It's easy to buy home security equipment on the Internet. And home energy and automation gear is just as easy to find. But buying the hardware is the easy part. Programming the devices and making the separate components interact with one another is the real challenge. Even if you're a successful programmer, it's still no picnic. And, once the devices are programmed, you still have to master as many as three separate apps to control each system from your smartphone or tablet. You might even have to build your own website to view streaming video from your home.

 

Then there's the central station hookup. Some DIYers skip that part. That's a huge mistake. Because it's the central station hookup that provides peace of mind from burglary and fire, and connecting to a central station is the only way to qualify for a homeowner's insurance discount.

 

When you add up the cost of the equipment, the time and frustration required to install and program the devices and the recurring monthly monitoring fees, you might discover there's little advantage to doing the job yourself. So check out all the other options before you jump into a DIY installation.

 

 

 

 

Single-source, fully integrated and professionally installed systems are pretty attractive

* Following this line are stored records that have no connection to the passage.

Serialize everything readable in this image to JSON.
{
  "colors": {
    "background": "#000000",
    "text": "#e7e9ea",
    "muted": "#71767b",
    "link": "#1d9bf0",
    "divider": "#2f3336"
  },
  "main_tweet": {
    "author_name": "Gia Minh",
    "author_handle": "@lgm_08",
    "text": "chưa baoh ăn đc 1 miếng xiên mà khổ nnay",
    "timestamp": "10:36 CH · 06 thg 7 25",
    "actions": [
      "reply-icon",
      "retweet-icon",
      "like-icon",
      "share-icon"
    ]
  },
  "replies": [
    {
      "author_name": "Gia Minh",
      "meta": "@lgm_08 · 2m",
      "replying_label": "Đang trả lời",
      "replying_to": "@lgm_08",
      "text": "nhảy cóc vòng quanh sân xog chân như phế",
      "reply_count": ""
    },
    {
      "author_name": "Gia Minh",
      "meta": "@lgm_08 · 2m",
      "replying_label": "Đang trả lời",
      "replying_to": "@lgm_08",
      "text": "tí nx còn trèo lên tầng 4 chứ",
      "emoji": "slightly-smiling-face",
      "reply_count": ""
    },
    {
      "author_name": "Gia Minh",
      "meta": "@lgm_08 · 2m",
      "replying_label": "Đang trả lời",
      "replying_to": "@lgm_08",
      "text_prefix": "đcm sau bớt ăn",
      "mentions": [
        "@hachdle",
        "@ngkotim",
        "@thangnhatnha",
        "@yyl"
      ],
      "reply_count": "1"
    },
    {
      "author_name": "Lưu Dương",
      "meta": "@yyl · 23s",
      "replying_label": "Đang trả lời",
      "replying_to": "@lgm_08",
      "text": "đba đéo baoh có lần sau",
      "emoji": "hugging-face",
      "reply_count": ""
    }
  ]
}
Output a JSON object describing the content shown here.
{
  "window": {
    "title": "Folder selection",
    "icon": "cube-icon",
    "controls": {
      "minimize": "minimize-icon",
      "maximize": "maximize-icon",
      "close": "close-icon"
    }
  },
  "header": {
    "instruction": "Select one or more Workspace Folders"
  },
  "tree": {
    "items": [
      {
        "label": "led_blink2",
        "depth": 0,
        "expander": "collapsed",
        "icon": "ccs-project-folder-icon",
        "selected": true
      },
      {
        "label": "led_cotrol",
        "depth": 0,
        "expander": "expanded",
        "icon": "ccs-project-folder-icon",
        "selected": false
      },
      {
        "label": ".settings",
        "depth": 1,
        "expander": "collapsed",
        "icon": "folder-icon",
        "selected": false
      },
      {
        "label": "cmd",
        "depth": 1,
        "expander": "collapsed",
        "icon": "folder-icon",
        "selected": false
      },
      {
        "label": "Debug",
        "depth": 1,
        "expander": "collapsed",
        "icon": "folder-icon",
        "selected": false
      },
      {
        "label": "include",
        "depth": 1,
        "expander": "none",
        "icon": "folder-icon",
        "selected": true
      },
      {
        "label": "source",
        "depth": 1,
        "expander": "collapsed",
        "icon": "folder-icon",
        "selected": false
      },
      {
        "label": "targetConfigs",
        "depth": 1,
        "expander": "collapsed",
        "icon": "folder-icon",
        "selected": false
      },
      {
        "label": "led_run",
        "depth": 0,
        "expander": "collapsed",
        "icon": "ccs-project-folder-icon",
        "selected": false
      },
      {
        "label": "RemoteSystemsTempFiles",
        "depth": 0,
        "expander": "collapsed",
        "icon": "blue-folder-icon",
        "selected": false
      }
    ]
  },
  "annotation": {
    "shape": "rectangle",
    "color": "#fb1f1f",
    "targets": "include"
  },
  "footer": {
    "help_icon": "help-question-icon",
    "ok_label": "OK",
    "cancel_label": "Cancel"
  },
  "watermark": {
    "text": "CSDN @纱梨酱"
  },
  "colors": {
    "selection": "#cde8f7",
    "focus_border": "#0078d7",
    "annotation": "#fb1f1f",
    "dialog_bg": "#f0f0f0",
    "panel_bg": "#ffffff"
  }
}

Several national telecommunications companies now offer totally integrated security, energy management and home automation systems. Their systems are professionally installed and monitored by a UL-listed central station. You pay a reasonable one-time installation and equipment fee, and then a competitive monthly monitoring fee. The best part is that most systems utilize a single app to control the separate systems.

 

 

However, there are some important differences among the systems. The most important is how the system communicates the security, energy management, and automation signals and commands. An Internet-based system relies on your home's Internet connection. Since the Internet connection can fail, you must have a reliable backup connection for your system to remain up and running. An Internet-based system can utilize your existing old-fashioned hard-wired phone service as backup. But it can't use a phone service that's run through a box connected to your cable or DSL modem, because those don't work during an Internet outage. If you don't have a hard-wired phone line or you use a phone device connected to your Internet modem, you'll need a backup, which could be an add-on cellular backup device. That will boost your monthly monitoring charges a bit. The cellular backup will transmit signals to your central station during an Internet outage, but you may lose control over your energy management and home automation devices until your Internet service is restored.

 

There's another option, however. Instead of relying on your Internet connection, the AT&T Digital Life system uses the AT&T mobility cellular network as the primary communications mode. All security, energy management, and home automation signals transmit over the AT&T network. The only time the AT&T system uses your Internet is for video streaming and emergency backup. In the event that your Internet is down, cellular communications will allow you to maintain control of your security, energy and home automation devices.  

 

The next big difference is equipment/software compatibility. Some companies cobble together off-the-shelf hardware and find a controller to run everything. That may work for a while. But a software glitch down the road or an incompatible software update can cause system-wide problems. That's where things get dicey. Since the installing company didn't build the system, they're at the mercy of their suppliers to find a solution. Until they do, you're out of luck. With your home's security at stake, that's not the type of system you want. AT&T Digital Life, on the other hand, is an example of a system that was designed by AT&T from the ground up. They had the controller built to their specifications and designed software and an app to ensure complete compatibility and uniform operation among the individual devices, controller and the AT&T Digital Life app.

 

Finally, there's a huge difference between apps. We prefer apps that control all your systems from a single app. They're user-friendly and easy to customize. They let you pick your own name for each device and set up your own custom notifications. They also allow you to configure automation tasks individually or base them on certain events that you program—like turning on lights after sensing a garage door opening. The AT&T Digital Life app is one that has all those features. In fact, in our opinion, it's easy to use because it's intuitive. Some other apps may be harder to navigate and lock you into presets you can't change. App design is so important that you shouldn't commit to any company's system until you've actually used their app. If you can't figure out the app, you'll never be able to take full advantage of the system's features, and that defeats the whole purpose of installing a fully featured integrated security, energy, and home automation system.

 

Note: AT&T Digital Life is available in limited markets. Service restrictions apply; see www.att.com/dldisclaimers for details; optional automation packages only available with Smart Security package. See www.att.com/licenses for license information.

Sponsored by AT&T Digital Life

AT&T Digital Life